Data for analysis:
══════════

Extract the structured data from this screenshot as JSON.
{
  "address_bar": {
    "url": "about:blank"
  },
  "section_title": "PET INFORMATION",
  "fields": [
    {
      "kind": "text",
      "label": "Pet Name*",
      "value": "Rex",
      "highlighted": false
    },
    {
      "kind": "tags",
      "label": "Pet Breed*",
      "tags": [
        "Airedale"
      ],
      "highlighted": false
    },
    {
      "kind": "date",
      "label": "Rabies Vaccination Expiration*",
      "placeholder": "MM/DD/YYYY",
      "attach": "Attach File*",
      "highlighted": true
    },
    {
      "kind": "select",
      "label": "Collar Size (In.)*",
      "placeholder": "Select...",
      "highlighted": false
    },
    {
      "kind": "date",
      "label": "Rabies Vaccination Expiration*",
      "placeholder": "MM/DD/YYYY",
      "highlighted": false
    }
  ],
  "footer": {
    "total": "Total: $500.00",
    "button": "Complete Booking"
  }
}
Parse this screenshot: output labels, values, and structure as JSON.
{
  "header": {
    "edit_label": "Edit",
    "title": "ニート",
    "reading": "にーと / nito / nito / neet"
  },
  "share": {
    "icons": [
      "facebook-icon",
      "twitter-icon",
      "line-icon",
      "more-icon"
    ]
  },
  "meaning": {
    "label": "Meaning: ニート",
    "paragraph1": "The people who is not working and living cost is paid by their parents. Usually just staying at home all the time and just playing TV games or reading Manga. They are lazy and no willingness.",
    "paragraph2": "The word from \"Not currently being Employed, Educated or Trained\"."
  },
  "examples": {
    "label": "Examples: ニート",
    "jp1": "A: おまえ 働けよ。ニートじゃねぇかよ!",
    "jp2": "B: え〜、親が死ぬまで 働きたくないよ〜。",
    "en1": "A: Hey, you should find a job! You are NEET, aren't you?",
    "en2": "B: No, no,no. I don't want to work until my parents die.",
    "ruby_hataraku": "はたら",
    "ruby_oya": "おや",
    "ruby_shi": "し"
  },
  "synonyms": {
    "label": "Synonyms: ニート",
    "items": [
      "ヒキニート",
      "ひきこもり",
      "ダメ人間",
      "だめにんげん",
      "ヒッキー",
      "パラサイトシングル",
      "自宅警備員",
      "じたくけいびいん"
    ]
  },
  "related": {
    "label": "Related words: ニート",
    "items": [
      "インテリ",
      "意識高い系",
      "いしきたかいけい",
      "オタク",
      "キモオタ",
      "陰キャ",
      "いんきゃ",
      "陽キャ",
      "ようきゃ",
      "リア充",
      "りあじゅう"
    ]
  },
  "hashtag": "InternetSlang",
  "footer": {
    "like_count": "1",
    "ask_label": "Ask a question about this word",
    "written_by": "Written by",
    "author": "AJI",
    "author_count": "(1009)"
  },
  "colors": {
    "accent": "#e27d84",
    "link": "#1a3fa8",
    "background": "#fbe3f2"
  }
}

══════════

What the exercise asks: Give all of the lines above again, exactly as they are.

Output for this task:
Extract the structured data from this screenshot as JSON.
{
  "address_bar": {
    "url": "about:blank"
  },
  "section_title": "PET INFORMATION",
  "fields": [
    {
      "kind": "text",
      "label": "Pet Name*",
      "value": "Rex",
      "highlighted": false
    },
    {
      "kind": "tags",
      "label": "Pet Breed*",
      "tags": [
        "Airedale"
      ],
      "highlighted": false
    },
    {
      "kind": "date",
      "label": "Rabies Vaccination Expiration*",
      "placeholder": "MM/DD/YYYY",
      "attach": "Attach File*",
      "highlighted": true
    },
    {
      "kind": "select",
      "label": "Collar Size (In.)*",
      "placeholder": "Select...",
      "highlighted": false
    },
    {
      "kind": "date",
      "label": "Rabies Vaccination Expiration*",
      "placeholder": "MM/DD/YYYY",
      "highlighted": false
    }
  ],
  "footer": {
    "total": "Total: $500.00",
    "button": "Complete Booking"
  }
}
Parse this screenshot: output labels, values, and structure as JSON.
{
  "header": {
    "edit_label": "Edit",
    "title": "ニート",
    "reading": "にーと / nito / nito / neet"
  },
  "share": {
    "icons": [
      "facebook-icon",
      "twitter-icon",
      "line-icon",
      "more-icon"
    ]
  },
  "meaning": {
    "label": "Meaning: ニート",
    "paragraph1": "The people who is not working and living cost is paid by their parents. Usually just staying at home all the time and just playing TV games or reading Manga. They are lazy and no willingness.",
    "paragraph2": "The word from \"Not currently being Employed, Educated or Trained\"."
  },
  "examples": {
    "label": "Examples: ニート",
    "jp1": "A: おまえ 働けよ。ニートじゃねぇかよ!",
    "jp2": "B: え〜、親が死ぬまで 働きたくないよ〜。",
    "en1": "A: Hey, you should find a job! You are NEET, aren't you?",
    "en2": "B: No, no,no. I don't want to work until my parents die.",
    "ruby_hataraku": "はたら",
    "ruby_oya": "おや",
    "ruby_shi": "し"
  },
  "synonyms": {
    "label": "Synonyms: ニート",
    "items": [
      "ヒキニート",
      "ひきこもり",
      "ダメ人間",
      "だめにんげん",
      "ヒッキー",
      "パラサイトシングル",
      "自宅警備員",
      "じたくけいびいん"
    ]
  },
  "related": {
    "label": "Related words: ニート",
    "items": [
      "インテリ",
      "意識高い系",
      "いしきたかいけい",
      "オタク",
      "キモオタ",
      "陰キャ",
      "いんきゃ",
      "陽キャ",
      "ようきゃ",
      "リア充",
      "りあじゅう"
    ]
  },
  "hashtag": "InternetSlang",
  "footer": {
    "like_count": "1",
    "ask_label": "Ask a question about this word",
    "written_by": "Written by",
    "author": "AJI",
    "author_count": "(1009)"
  },
  "colors": {
    "accent": "#e27d84",
    "link": "#1a3fa8",
    "background": "#fbe3f2"
  }
}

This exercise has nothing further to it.